> [Your objective]
Search the entries for the word "kind". Copy every line that holds it.

> [Items from a dataset]
⟨

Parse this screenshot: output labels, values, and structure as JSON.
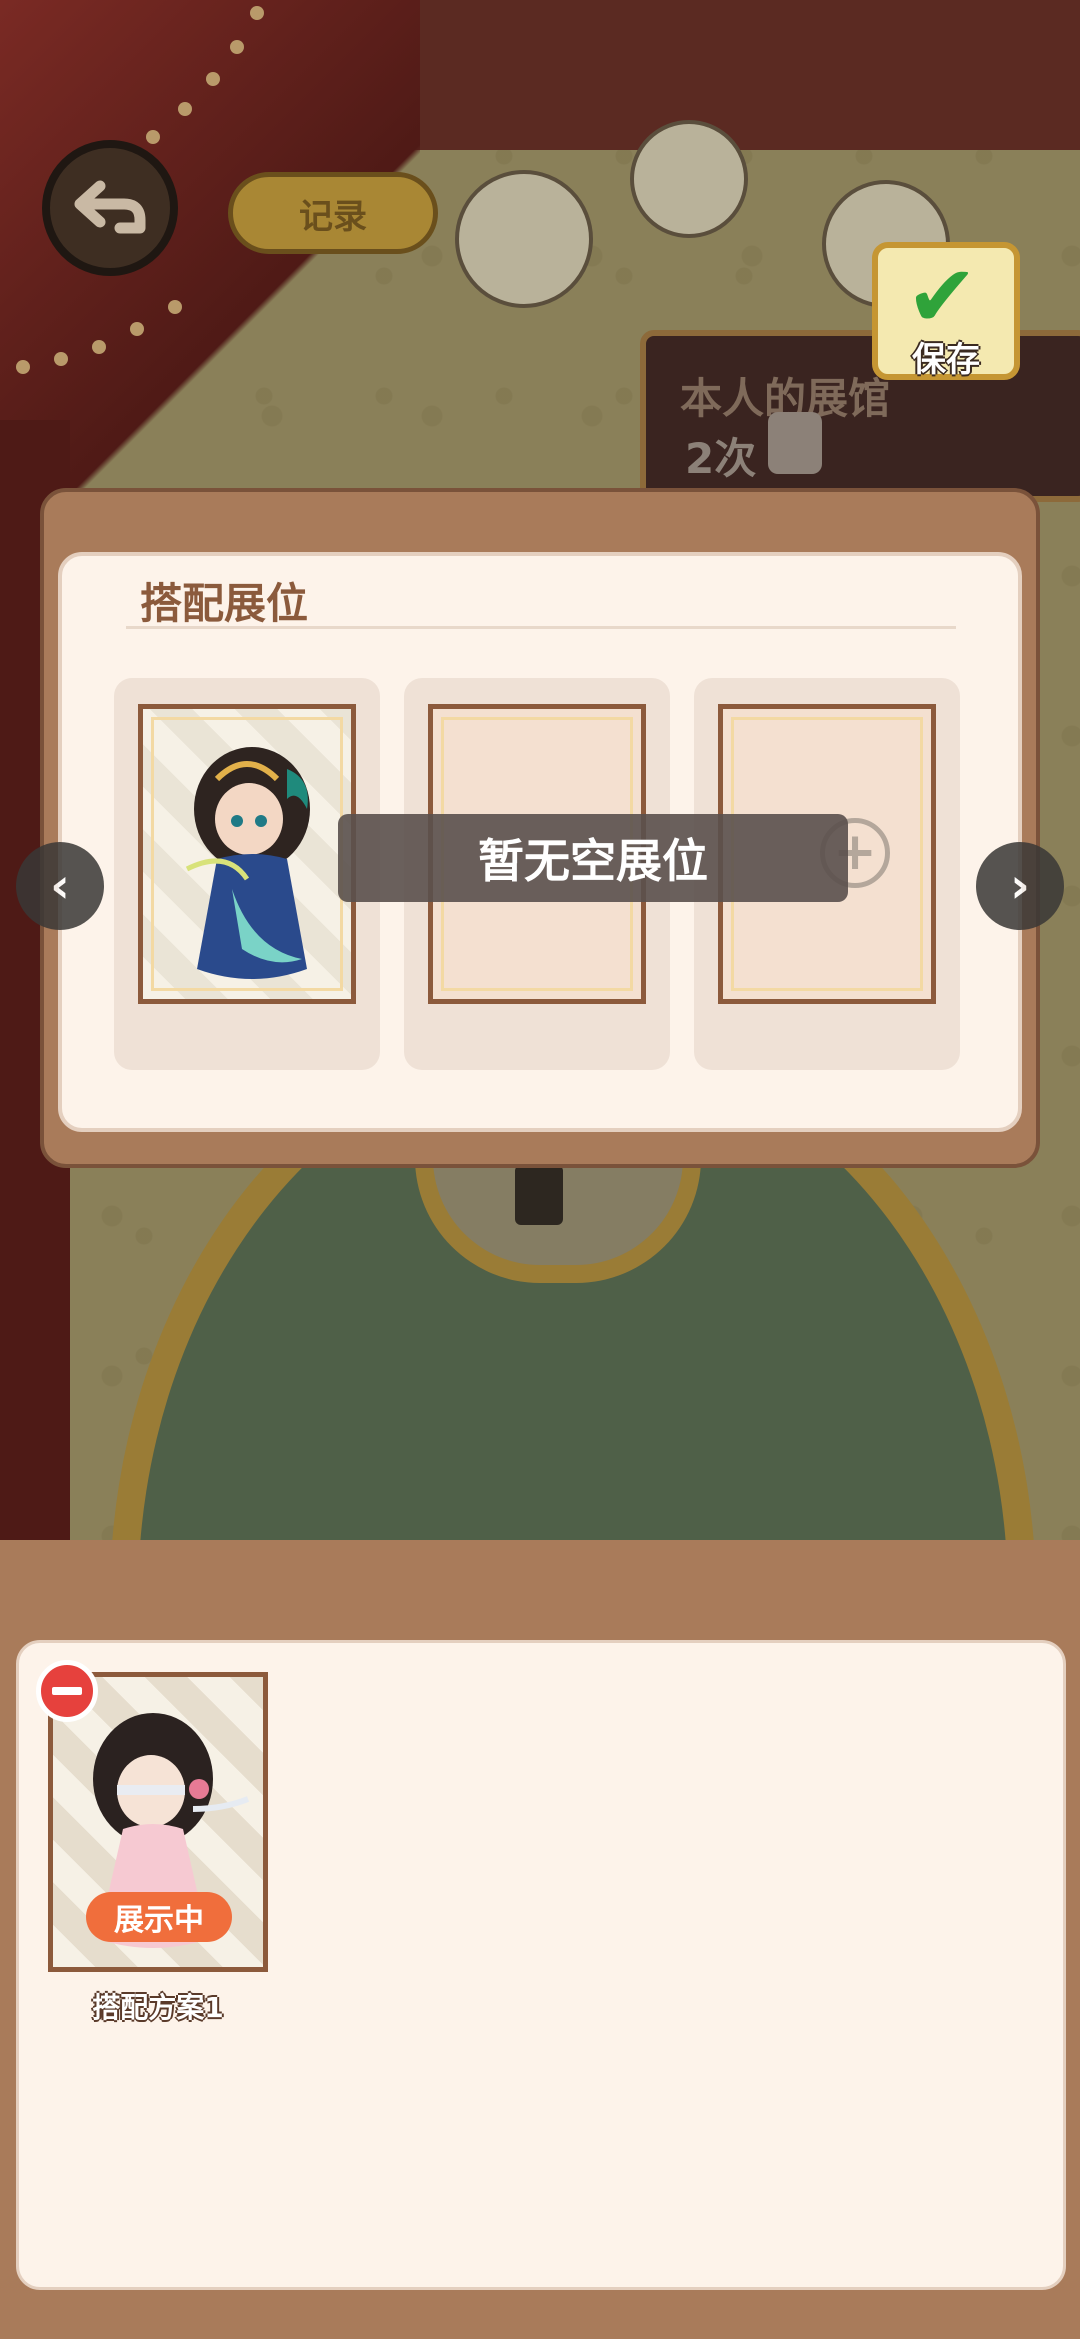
{
  "header": {
    "record_label": "记录",
    "save_label": "保存"
  },
  "sign": {
    "title": "本人的展馆",
    "count": "2次"
  },
  "slots": {
    "title": "搭配展位",
    "toast": "暂无空展位",
    "items": [
      {
        "state": "filled"
      },
      {
        "state": "empty"
      },
      {
        "state": "add"
      }
    ]
  },
  "schemes": {
    "items": [
      {
        "name": "搭配方案1",
        "badge": "展示中"
      }
    ]
  },
  "colors": {
    "panel": "#a97b5a",
    "inner": "#fdf3ea",
    "badge": "#f06e3c",
    "remove": "#e6413d",
    "check": "#2fa33a"
  }
}
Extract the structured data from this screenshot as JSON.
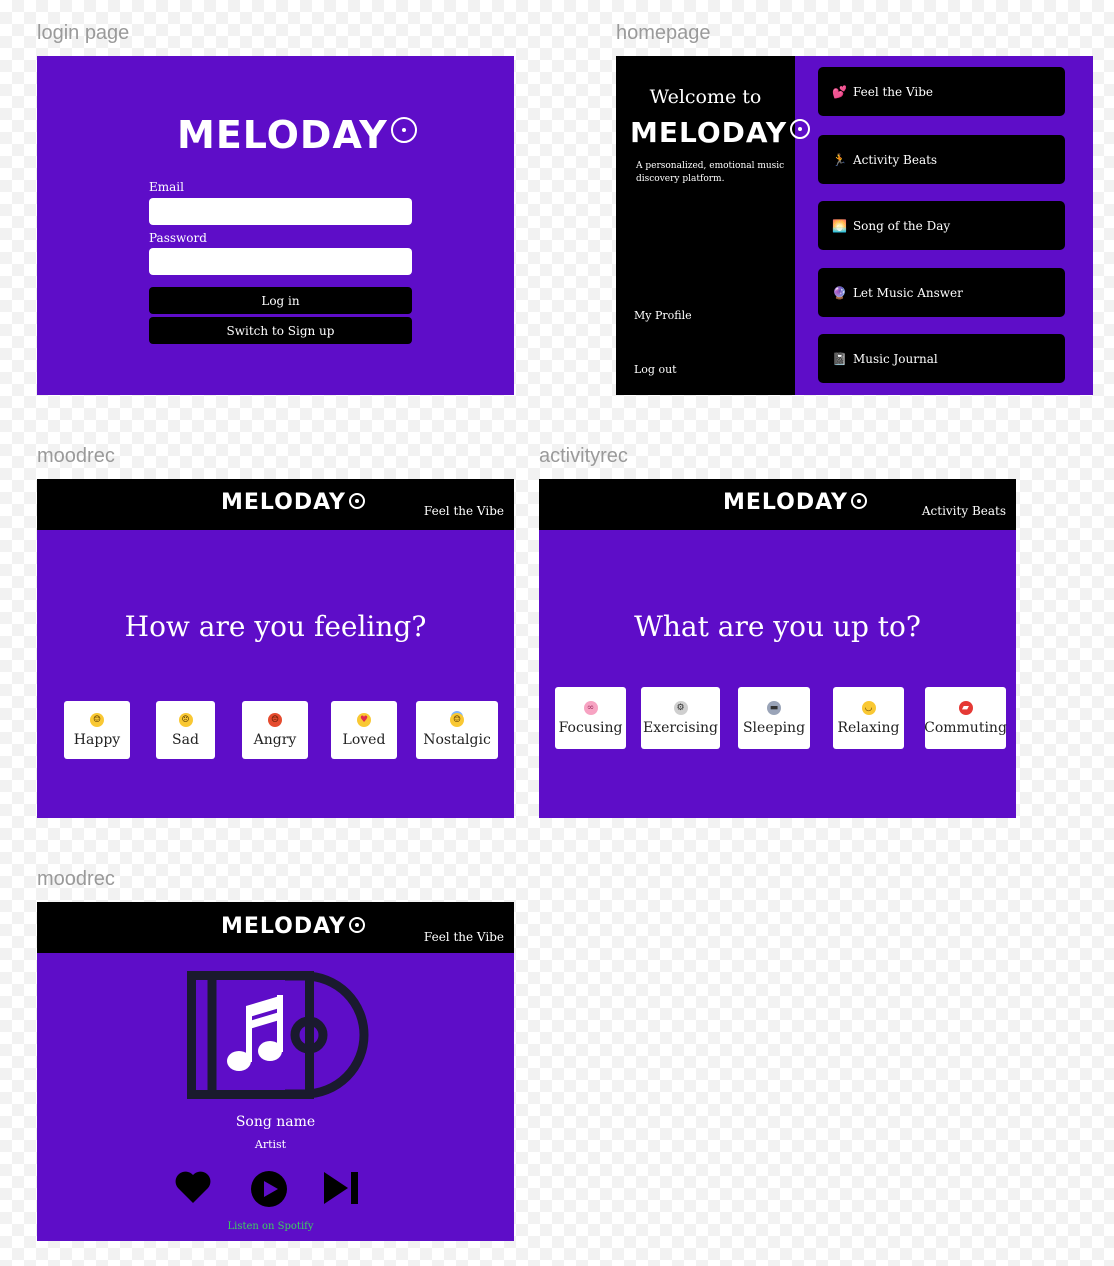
{
  "frames": {
    "login": {
      "label": "login page",
      "logo": "MELODAY",
      "email_label": "Email",
      "password_label": "Password",
      "email_value": "",
      "password_value": "",
      "login_button": "Log in",
      "signup_button": "Switch to Sign up"
    },
    "home": {
      "label": "homepage",
      "welcome": "Welcome to",
      "logo": "MELODAY",
      "tagline": "A personalized, emotional music discovery platform.",
      "my_profile": "My Profile",
      "log_out": "Log out",
      "menu": [
        {
          "emoji": "💕",
          "label": "Feel the Vibe"
        },
        {
          "emoji": "🏃",
          "label": "Activity Beats"
        },
        {
          "emoji": "🌅",
          "label": "Song of the Day"
        },
        {
          "emoji": "🔮",
          "label": "Let Music Answer"
        },
        {
          "emoji": "📓",
          "label": "Music Journal"
        }
      ]
    },
    "moodrec": {
      "label": "moodrec",
      "logo": "MELODAY",
      "section": "Feel the Vibe",
      "question": "How are you feeling?",
      "moods": [
        {
          "emoji": "😃",
          "label": "Happy"
        },
        {
          "emoji": "☹",
          "label": "Sad"
        },
        {
          "emoji": "😡",
          "label": "Angry"
        },
        {
          "emoji": "🥰",
          "label": "Loved"
        },
        {
          "emoji": "😇",
          "label": "Nostalgic"
        }
      ]
    },
    "activityrec": {
      "label": "activityrec",
      "logo": "MELODAY",
      "section": "Activity Beats",
      "question": "What are you up to?",
      "activities": [
        {
          "emoji": "🧠",
          "label": "Focusing"
        },
        {
          "emoji": "🚴",
          "label": "Exercising"
        },
        {
          "emoji": "🛏",
          "label": "Sleeping"
        },
        {
          "emoji": "😌",
          "label": "Relaxing"
        },
        {
          "emoji": "🚗",
          "label": "Commuting"
        }
      ]
    },
    "player": {
      "label": "moodrec",
      "logo": "MELODAY",
      "section": "Feel the Vibe",
      "song_name": "Song name",
      "artist": "Artist",
      "spotify_link": "Listen on Spotify"
    }
  },
  "colors": {
    "purple": "#5e0dc8",
    "black": "#000000",
    "spotify_green": "#3ecf5e"
  }
}
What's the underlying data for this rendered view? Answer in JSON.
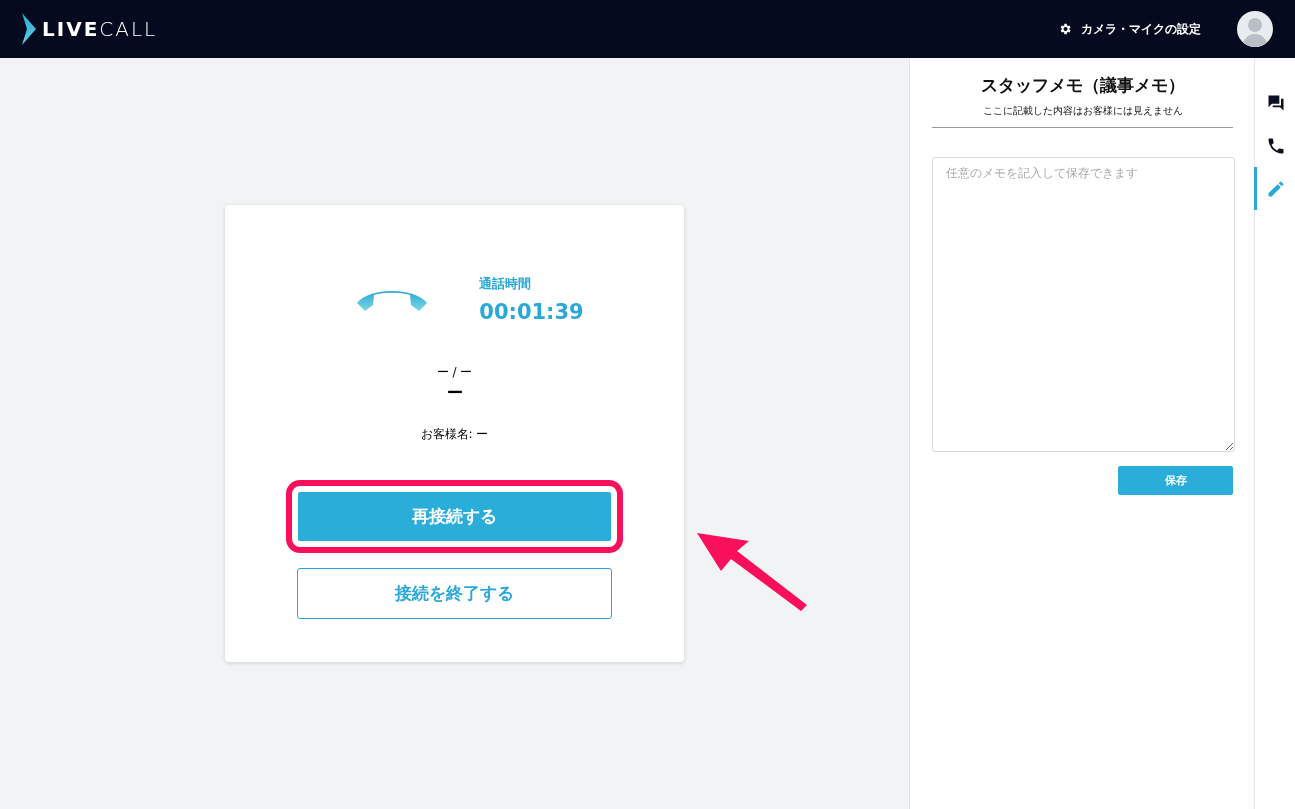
{
  "header": {
    "logo": "**LIVE**CALL",
    "settings_label": "カメラ・マイクの設定"
  },
  "call_card": {
    "duration_label": "通話時間",
    "duration": "00:01:39",
    "line_1": "ー / ー",
    "line_2": "ー",
    "customer": "お客様名: ー",
    "buttons": [
      {
        "label": "再接続する",
        "kind": "primary",
        "highlighted": true
      },
      {
        "label": "接続を終了する",
        "kind": "outline",
        "highlighted": false
      }
    ]
  },
  "memo_panel": {
    "title": "スタッフメモ（議事メモ）",
    "subtitle": "ここに記載した内容はお客様には見えません",
    "placeholder": "任意のメモを記入して保存できます",
    "save_button": "保存"
  },
  "side_tabs": [
    {
      "kind": "chat",
      "selected": false
    },
    {
      "kind": "phone",
      "selected": false
    },
    {
      "kind": "memo",
      "selected": true
    }
  ]
}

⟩

> [Answer space]
        "kind": "primary",
        "kind": "outline",
      "kind": "chat",
      "kind": "phone",
      "kind": "memo",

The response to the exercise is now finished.